● The problem
Whenever a line below holds the word "screenshot", count it once; report the total and nothing else.

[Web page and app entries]
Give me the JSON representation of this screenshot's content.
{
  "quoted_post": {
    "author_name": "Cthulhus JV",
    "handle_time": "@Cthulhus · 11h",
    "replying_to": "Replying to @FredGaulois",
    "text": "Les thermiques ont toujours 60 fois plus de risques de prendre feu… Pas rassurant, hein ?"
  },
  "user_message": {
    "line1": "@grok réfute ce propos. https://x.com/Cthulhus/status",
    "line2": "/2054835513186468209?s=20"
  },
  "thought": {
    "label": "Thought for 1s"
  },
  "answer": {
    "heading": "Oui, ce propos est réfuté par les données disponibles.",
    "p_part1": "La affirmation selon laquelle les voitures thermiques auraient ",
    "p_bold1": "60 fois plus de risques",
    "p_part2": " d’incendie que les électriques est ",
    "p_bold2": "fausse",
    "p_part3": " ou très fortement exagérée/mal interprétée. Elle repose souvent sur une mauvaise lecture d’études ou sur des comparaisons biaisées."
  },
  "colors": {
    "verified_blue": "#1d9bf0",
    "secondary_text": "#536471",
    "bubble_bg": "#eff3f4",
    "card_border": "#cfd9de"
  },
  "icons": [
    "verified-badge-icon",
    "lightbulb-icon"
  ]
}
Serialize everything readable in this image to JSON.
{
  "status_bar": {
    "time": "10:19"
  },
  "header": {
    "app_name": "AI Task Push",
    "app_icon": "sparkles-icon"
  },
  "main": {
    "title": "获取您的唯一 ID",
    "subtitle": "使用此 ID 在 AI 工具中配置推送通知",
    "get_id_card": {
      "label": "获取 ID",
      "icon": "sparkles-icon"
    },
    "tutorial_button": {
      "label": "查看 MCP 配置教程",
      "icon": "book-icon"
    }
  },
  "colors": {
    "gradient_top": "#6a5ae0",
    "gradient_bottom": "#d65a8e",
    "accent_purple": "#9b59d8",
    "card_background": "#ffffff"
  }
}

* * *

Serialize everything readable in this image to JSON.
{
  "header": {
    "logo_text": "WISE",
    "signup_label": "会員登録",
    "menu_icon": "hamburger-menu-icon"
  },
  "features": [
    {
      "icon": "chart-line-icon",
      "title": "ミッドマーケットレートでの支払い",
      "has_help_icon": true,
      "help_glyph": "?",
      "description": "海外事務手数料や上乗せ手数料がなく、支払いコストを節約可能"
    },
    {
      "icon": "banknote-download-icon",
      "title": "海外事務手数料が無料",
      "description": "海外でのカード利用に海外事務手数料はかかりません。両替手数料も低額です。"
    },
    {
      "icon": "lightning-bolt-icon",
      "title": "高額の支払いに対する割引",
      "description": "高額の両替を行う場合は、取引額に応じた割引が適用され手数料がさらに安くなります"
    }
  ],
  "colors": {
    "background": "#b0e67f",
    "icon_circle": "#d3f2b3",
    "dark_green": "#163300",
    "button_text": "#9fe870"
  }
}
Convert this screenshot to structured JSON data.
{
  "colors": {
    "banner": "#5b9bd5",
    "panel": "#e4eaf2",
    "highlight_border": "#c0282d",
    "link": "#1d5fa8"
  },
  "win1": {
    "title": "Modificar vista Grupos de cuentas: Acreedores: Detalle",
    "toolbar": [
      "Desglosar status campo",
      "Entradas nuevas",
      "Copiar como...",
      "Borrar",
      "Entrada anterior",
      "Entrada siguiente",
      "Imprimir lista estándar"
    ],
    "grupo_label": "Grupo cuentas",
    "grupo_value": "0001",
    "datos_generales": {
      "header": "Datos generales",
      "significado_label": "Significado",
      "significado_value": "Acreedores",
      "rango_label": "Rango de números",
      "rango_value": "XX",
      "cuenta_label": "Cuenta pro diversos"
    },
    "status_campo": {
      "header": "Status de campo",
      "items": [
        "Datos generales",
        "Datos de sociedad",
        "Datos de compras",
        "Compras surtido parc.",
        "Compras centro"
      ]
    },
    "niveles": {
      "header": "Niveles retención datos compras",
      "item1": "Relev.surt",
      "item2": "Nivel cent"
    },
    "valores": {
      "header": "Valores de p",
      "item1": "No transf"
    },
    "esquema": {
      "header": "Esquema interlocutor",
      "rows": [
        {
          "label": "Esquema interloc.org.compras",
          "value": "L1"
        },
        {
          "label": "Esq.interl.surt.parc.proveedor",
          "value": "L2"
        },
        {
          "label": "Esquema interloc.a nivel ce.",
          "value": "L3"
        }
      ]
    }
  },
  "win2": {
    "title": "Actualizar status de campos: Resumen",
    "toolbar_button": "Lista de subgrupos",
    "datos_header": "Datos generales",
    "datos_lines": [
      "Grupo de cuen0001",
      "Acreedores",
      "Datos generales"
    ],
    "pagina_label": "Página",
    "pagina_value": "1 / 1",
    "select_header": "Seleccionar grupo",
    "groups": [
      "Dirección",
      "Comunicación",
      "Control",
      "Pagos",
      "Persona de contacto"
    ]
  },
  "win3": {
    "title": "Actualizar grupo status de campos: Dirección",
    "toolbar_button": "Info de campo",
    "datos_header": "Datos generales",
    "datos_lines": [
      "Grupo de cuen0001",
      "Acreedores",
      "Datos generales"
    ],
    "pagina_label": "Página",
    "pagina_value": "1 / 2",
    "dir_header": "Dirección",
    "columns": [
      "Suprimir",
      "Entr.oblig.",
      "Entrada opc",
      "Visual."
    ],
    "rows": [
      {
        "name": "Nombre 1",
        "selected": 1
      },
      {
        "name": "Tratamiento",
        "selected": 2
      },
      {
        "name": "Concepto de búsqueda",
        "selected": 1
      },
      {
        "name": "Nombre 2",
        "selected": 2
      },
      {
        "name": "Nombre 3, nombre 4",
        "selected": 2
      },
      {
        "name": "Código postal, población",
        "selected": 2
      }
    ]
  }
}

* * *

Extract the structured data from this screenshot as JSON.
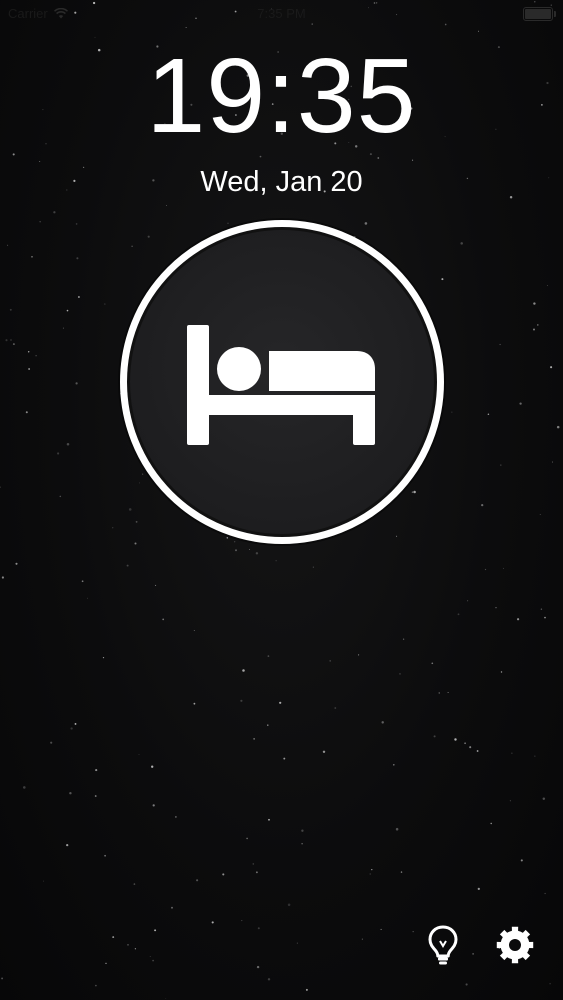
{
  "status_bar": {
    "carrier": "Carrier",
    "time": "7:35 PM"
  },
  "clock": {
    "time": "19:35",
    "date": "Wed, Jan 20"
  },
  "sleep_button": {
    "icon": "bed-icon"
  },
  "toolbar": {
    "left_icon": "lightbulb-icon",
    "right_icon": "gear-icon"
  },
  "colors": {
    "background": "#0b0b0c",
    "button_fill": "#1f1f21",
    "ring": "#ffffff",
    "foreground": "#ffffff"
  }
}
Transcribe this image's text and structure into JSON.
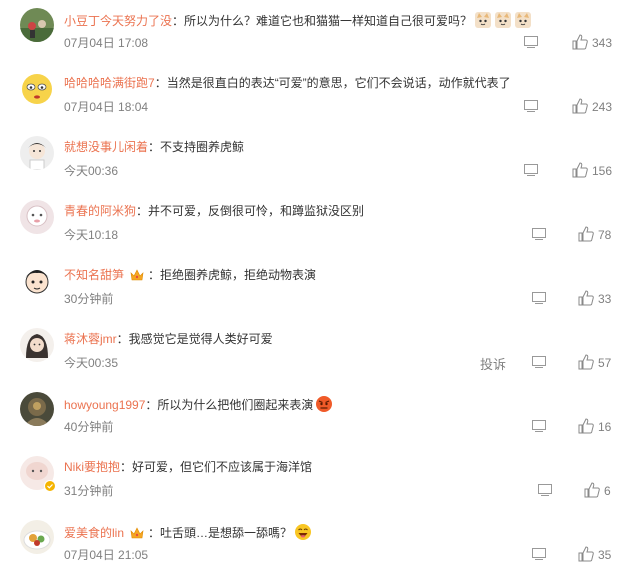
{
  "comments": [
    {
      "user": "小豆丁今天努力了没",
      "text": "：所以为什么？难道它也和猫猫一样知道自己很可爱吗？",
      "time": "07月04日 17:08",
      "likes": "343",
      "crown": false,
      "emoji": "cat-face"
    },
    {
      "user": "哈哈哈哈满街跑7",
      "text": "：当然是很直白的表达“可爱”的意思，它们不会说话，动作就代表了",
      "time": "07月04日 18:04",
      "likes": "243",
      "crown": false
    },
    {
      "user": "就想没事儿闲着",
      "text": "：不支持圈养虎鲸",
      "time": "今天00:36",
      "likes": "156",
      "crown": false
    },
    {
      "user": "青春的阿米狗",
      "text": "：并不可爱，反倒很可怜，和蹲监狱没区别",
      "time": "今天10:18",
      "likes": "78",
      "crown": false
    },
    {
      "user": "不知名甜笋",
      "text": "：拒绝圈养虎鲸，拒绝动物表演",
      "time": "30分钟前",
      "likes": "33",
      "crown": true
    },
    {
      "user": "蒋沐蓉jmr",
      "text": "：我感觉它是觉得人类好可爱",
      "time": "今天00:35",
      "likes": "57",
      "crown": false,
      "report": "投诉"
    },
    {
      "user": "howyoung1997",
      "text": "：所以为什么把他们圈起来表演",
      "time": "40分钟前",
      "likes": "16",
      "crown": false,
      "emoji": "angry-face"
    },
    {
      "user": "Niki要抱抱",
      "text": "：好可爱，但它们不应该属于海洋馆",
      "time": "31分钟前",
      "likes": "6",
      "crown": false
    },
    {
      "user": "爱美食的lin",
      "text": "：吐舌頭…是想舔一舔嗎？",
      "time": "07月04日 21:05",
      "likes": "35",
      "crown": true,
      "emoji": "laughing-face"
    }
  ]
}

● The answer
3